- _Supplied information_

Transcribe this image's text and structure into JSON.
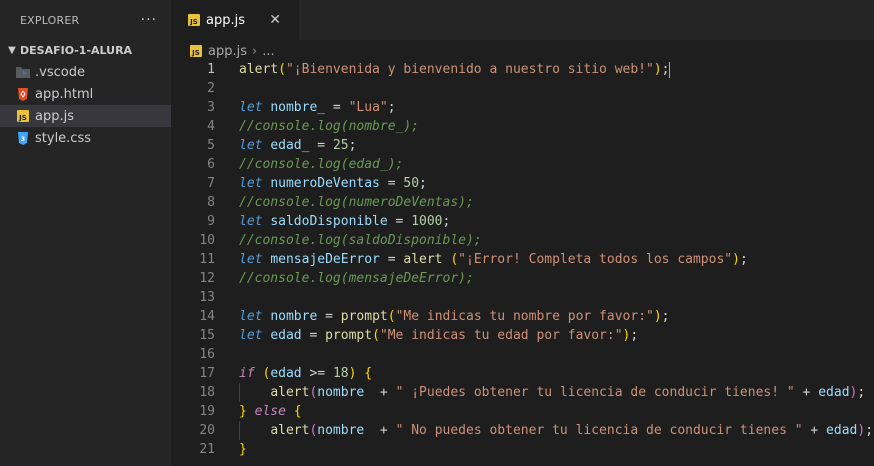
{
  "sidebar": {
    "title": "EXPLORER",
    "more_label": "···",
    "folder": "DESAFIO-1-ALURA",
    "files": [
      {
        "name": ".vscode",
        "icon": "vscode-folder-icon",
        "color": "#3c78c8"
      },
      {
        "name": "app.html",
        "icon": "html-file-icon",
        "color": "#e44d26"
      },
      {
        "name": "app.js",
        "icon": "js-file-icon",
        "color": "#e8c33a",
        "active": true
      },
      {
        "name": "style.css",
        "icon": "css-file-icon",
        "color": "#42a5f5"
      }
    ]
  },
  "tab": {
    "label": "app.js",
    "close": "✕"
  },
  "breadcrumb": {
    "file": "app.js",
    "sep": "›",
    "more": "..."
  },
  "editor": {
    "active_line": 1,
    "lines": [
      {
        "n": "1",
        "tokens": [
          [
            "fn",
            "alert"
          ],
          [
            "br1",
            "("
          ],
          [
            "str",
            "\"¡Bienvenida y bienvenido a nuestro sitio web!\""
          ],
          [
            "br1",
            ")"
          ],
          [
            "op",
            ";"
          ]
        ]
      },
      {
        "n": "2",
        "tokens": []
      },
      {
        "n": "3",
        "tokens": [
          [
            "kw",
            "let"
          ],
          [
            "op",
            " "
          ],
          [
            "var",
            "nombre_"
          ],
          [
            "op",
            " = "
          ],
          [
            "str",
            "\"Lua\""
          ],
          [
            "op",
            ";"
          ]
        ]
      },
      {
        "n": "4",
        "tokens": [
          [
            "com",
            "//console.log(nombre_);"
          ]
        ]
      },
      {
        "n": "5",
        "tokens": [
          [
            "kw",
            "let"
          ],
          [
            "op",
            " "
          ],
          [
            "var",
            "edad_"
          ],
          [
            "op",
            " = "
          ],
          [
            "num",
            "25"
          ],
          [
            "op",
            ";"
          ]
        ]
      },
      {
        "n": "6",
        "tokens": [
          [
            "com",
            "//console.log(edad_);"
          ]
        ]
      },
      {
        "n": "7",
        "tokens": [
          [
            "kw",
            "let"
          ],
          [
            "op",
            " "
          ],
          [
            "var",
            "numeroDeVentas"
          ],
          [
            "op",
            " = "
          ],
          [
            "num",
            "50"
          ],
          [
            "op",
            ";"
          ]
        ]
      },
      {
        "n": "8",
        "tokens": [
          [
            "com",
            "//console.log(numeroDeVentas);"
          ]
        ]
      },
      {
        "n": "9",
        "tokens": [
          [
            "kw",
            "let"
          ],
          [
            "op",
            " "
          ],
          [
            "var",
            "saldoDisponible"
          ],
          [
            "op",
            " = "
          ],
          [
            "num",
            "1000"
          ],
          [
            "op",
            ";"
          ]
        ]
      },
      {
        "n": "10",
        "tokens": [
          [
            "com",
            "//console.log(saldoDisponible);"
          ]
        ]
      },
      {
        "n": "11",
        "tokens": [
          [
            "kw",
            "let"
          ],
          [
            "op",
            " "
          ],
          [
            "var",
            "mensajeDeError"
          ],
          [
            "op",
            " = "
          ],
          [
            "fn",
            "alert"
          ],
          [
            "op",
            " "
          ],
          [
            "br1",
            "("
          ],
          [
            "str",
            "\"¡Error! Completa todos los campos\""
          ],
          [
            "br1",
            ")"
          ],
          [
            "op",
            ";"
          ]
        ]
      },
      {
        "n": "12",
        "tokens": [
          [
            "com",
            "//console.log(mensajeDeError);"
          ]
        ]
      },
      {
        "n": "13",
        "tokens": []
      },
      {
        "n": "14",
        "tokens": [
          [
            "kw",
            "let"
          ],
          [
            "op",
            " "
          ],
          [
            "var",
            "nombre"
          ],
          [
            "op",
            " = "
          ],
          [
            "fn",
            "prompt"
          ],
          [
            "br1",
            "("
          ],
          [
            "str",
            "\"Me indicas tu nombre por favor:\""
          ],
          [
            "br1",
            ")"
          ],
          [
            "op",
            ";"
          ]
        ]
      },
      {
        "n": "15",
        "tokens": [
          [
            "kw",
            "let"
          ],
          [
            "op",
            " "
          ],
          [
            "var",
            "edad"
          ],
          [
            "op",
            " = "
          ],
          [
            "fn",
            "prompt"
          ],
          [
            "br1",
            "("
          ],
          [
            "str",
            "\"Me indicas tu edad por favor:\""
          ],
          [
            "br1",
            ")"
          ],
          [
            "op",
            ";"
          ]
        ]
      },
      {
        "n": "16",
        "tokens": []
      },
      {
        "n": "17",
        "tokens": [
          [
            "ctl",
            "if"
          ],
          [
            "op",
            " "
          ],
          [
            "br1",
            "("
          ],
          [
            "var",
            "edad"
          ],
          [
            "op",
            " >= "
          ],
          [
            "num",
            "18"
          ],
          [
            "br1",
            ")"
          ],
          [
            "op",
            " "
          ],
          [
            "br1",
            "{"
          ]
        ]
      },
      {
        "n": "18",
        "tokens": [
          [
            "op",
            "    "
          ],
          [
            "fn",
            "alert"
          ],
          [
            "br2",
            "("
          ],
          [
            "var",
            "nombre"
          ],
          [
            "op",
            "  + "
          ],
          [
            "str",
            "\" ¡Puedes obtener tu licencia de conducir tienes! \""
          ],
          [
            "op",
            " + "
          ],
          [
            "var",
            "edad"
          ],
          [
            "br2",
            ")"
          ],
          [
            "op",
            ";"
          ]
        ]
      },
      {
        "n": "19",
        "tokens": [
          [
            "br1",
            "}"
          ],
          [
            "op",
            " "
          ],
          [
            "ctl",
            "else"
          ],
          [
            "op",
            " "
          ],
          [
            "br1",
            "{"
          ]
        ]
      },
      {
        "n": "20",
        "tokens": [
          [
            "op",
            "    "
          ],
          [
            "fn",
            "alert"
          ],
          [
            "br2",
            "("
          ],
          [
            "var",
            "nombre"
          ],
          [
            "op",
            "  + "
          ],
          [
            "str",
            "\" No puedes obtener tu licencia de conducir tienes \""
          ],
          [
            "op",
            " + "
          ],
          [
            "var",
            "edad"
          ],
          [
            "br2",
            ")"
          ],
          [
            "op",
            ";"
          ]
        ]
      },
      {
        "n": "21",
        "tokens": [
          [
            "br1",
            "}"
          ]
        ]
      }
    ]
  },
  "colors": {
    "background": "#1e1e1e",
    "sidebar": "#252526",
    "function": "#dcdcaa",
    "string": "#ce9178",
    "number": "#b5cea8",
    "keyword": "#569cd6",
    "control": "#c586c0",
    "variable": "#9cdcfe",
    "comment": "#6a9955"
  }
}
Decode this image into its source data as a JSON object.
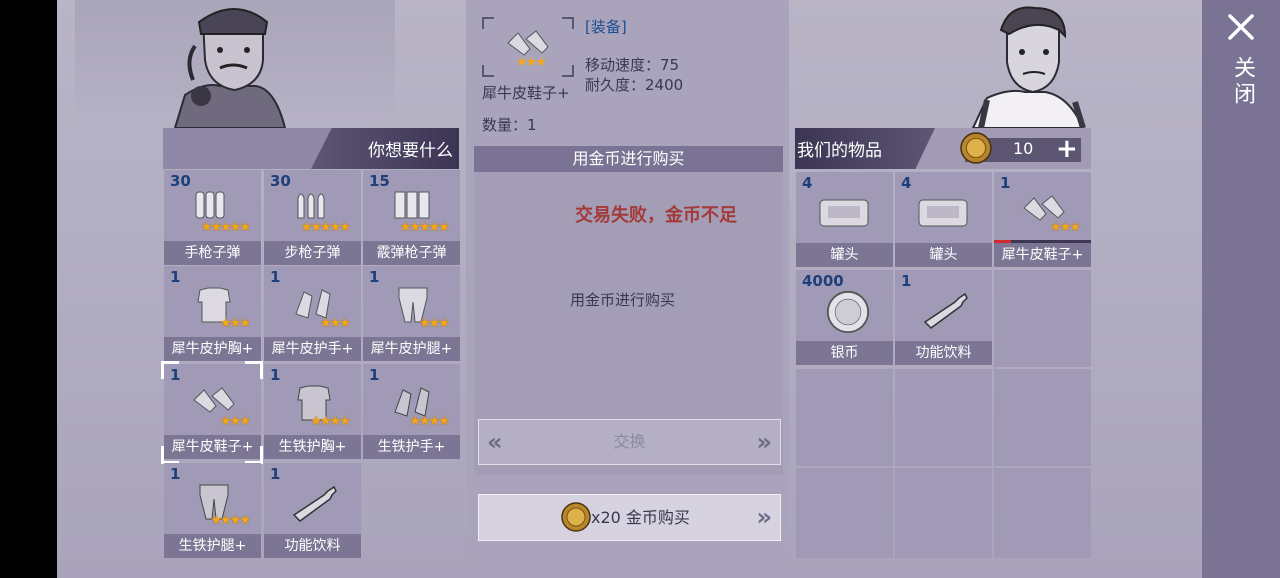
{
  "close": {
    "label": "关闭"
  },
  "want": {
    "title": "你想要什么",
    "items": [
      {
        "qty": "30",
        "label": "手枪子弹",
        "stars": "★★★★★",
        "icon": "pistol-ammo-icon"
      },
      {
        "qty": "30",
        "label": "步枪子弹",
        "stars": "★★★★★",
        "icon": "rifle-ammo-icon"
      },
      {
        "qty": "15",
        "label": "霰弹枪子弹",
        "stars": "★★★★★",
        "icon": "shotgun-ammo-icon"
      },
      {
        "qty": "1",
        "label": "犀牛皮护胸+",
        "stars": "★★★",
        "icon": "chest-armor-icon"
      },
      {
        "qty": "1",
        "label": "犀牛皮护手+",
        "stars": "★★★",
        "icon": "gloves-icon"
      },
      {
        "qty": "1",
        "label": "犀牛皮护腿+",
        "stars": "★★★",
        "icon": "leg-armor-icon"
      },
      {
        "qty": "1",
        "label": "犀牛皮鞋子+",
        "stars": "★★★",
        "icon": "boots-icon"
      },
      {
        "qty": "1",
        "label": "生铁护胸+",
        "stars": "★★★★",
        "icon": "iron-chest-icon"
      },
      {
        "qty": "1",
        "label": "生铁护手+",
        "stars": "★★★★",
        "icon": "iron-gloves-icon"
      },
      {
        "qty": "1",
        "label": "生铁护腿+",
        "stars": "★★★★",
        "icon": "iron-legs-icon"
      },
      {
        "qty": "1",
        "label": "功能饮料",
        "stars": "",
        "icon": "energy-drink-icon"
      }
    ]
  },
  "selected": {
    "name": "犀牛皮鞋子+",
    "category": "[装备]",
    "speed": "移动速度：75",
    "durability": "耐久度：2400",
    "quantity": "数量：1",
    "stars": "★★★"
  },
  "middle": {
    "bar_title": "用金币进行购买",
    "error": "交易失败，金币不足",
    "note": "用金币进行购买",
    "exchange": "交换",
    "buy": "x20 金币购买"
  },
  "ours": {
    "title": "我们的物品",
    "coins": "10",
    "items": [
      {
        "qty": "4",
        "label": "罐头",
        "icon": "can-icon"
      },
      {
        "qty": "4",
        "label": "罐头",
        "icon": "can-icon"
      },
      {
        "qty": "1",
        "label": "犀牛皮鞋子+",
        "stars": "★★★",
        "icon": "boots-icon",
        "durability": 0.18
      },
      {
        "qty": "4000",
        "label": "银币",
        "icon": "silver-coin-icon"
      },
      {
        "qty": "1",
        "label": "功能饮料",
        "icon": "energy-drink-icon"
      }
    ]
  },
  "colors": {
    "accent_qty": "#1d3f7a",
    "error": "#a33a3a",
    "star": "#f6a719",
    "durability": "#d0282e"
  }
}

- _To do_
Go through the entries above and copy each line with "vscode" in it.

- _Exercise output_
        "name": ".vscode",
        "icon": "vscode-folder-icon",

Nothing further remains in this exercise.